This article is only available in the PDF format. Download the PDF to view the article, as well as its associated figures and tables.
The first series was published in 1947, the second in 1951, and the third in 1960. Dr. Dyke defines clinical pathology "as that field of medical activity covering the application, through the instrumentality of the hospital laboratory, of its basic sciences to the clinical practice of medicine both in the diagnosis and in the treatment of disease." In keeping with this definition, clinical pathology includes not only bacteriology, chemical pathology, hematology, and immunology, but also anatomic pathology.
Twenty-nine authors have contributed 25 chapters, dealing with anonymous mycobacteria, the Proteus-Providence group, tissue cultures in the diagnosis of respiratory virus infections, chemotherapy, sterilization, isoenzymes, inherited enzyme abnormalities, adrenal cortical and thyroid function tests, penicillamine therapy, hemoglobinopathies, plasma protein synthesis, fibrinolysis, hemolytic disease of the newborn, melanoma of the skin, bone biopsy, examination of the congenitally malformed heart and of the conduction system, and the neonatal pulmonary diseases.

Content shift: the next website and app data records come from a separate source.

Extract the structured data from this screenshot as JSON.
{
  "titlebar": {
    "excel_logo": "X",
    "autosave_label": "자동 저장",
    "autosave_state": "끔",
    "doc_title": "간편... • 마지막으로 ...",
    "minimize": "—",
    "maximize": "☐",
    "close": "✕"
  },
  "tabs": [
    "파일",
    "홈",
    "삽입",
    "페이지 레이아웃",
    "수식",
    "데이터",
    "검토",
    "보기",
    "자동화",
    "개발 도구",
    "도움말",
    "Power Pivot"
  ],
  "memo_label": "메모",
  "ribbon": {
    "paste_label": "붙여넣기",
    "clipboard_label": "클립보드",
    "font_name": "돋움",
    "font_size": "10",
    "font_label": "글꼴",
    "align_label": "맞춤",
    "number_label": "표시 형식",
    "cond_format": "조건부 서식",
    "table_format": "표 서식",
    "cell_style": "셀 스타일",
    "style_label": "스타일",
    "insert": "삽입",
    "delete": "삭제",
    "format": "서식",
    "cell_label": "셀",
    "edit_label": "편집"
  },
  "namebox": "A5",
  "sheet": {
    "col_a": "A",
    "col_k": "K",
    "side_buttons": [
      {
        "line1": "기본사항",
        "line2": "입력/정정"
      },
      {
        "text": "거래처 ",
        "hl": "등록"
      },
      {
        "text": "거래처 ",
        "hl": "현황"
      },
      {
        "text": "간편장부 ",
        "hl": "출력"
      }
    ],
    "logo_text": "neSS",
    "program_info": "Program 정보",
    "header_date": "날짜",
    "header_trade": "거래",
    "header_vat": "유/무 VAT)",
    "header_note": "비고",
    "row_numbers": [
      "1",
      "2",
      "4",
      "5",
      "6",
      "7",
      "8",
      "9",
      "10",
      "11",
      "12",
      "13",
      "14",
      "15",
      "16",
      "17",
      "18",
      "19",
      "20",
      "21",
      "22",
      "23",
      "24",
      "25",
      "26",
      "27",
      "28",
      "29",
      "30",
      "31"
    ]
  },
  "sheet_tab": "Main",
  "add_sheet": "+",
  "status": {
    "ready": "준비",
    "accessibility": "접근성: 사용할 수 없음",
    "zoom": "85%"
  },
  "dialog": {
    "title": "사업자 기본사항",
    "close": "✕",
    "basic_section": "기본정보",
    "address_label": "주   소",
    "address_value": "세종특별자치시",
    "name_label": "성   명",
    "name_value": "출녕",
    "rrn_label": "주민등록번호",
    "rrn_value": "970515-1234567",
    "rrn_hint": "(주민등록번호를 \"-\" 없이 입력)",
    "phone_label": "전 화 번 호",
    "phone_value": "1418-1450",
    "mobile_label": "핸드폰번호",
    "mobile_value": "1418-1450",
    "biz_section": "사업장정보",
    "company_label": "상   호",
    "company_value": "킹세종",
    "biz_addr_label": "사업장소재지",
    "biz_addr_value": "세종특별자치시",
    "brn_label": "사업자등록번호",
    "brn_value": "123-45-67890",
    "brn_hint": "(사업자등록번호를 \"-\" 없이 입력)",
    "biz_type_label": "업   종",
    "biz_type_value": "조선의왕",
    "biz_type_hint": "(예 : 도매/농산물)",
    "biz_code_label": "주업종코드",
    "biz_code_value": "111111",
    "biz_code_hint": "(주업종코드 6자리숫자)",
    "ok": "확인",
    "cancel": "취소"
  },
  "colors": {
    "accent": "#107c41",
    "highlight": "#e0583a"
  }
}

A sign of changing trends
Davidsohn I. Recent Advances in Clinical Pathology. Series IV. JAMA. 1965;191(3):255–256. doi:10.1001/jama.1965.03080030099027
Browse and subscribe to JAMA Network podcasts!
Customize your JAMA Network experience by selecting one or more topics from the list below.
Create a personal account or sign in to: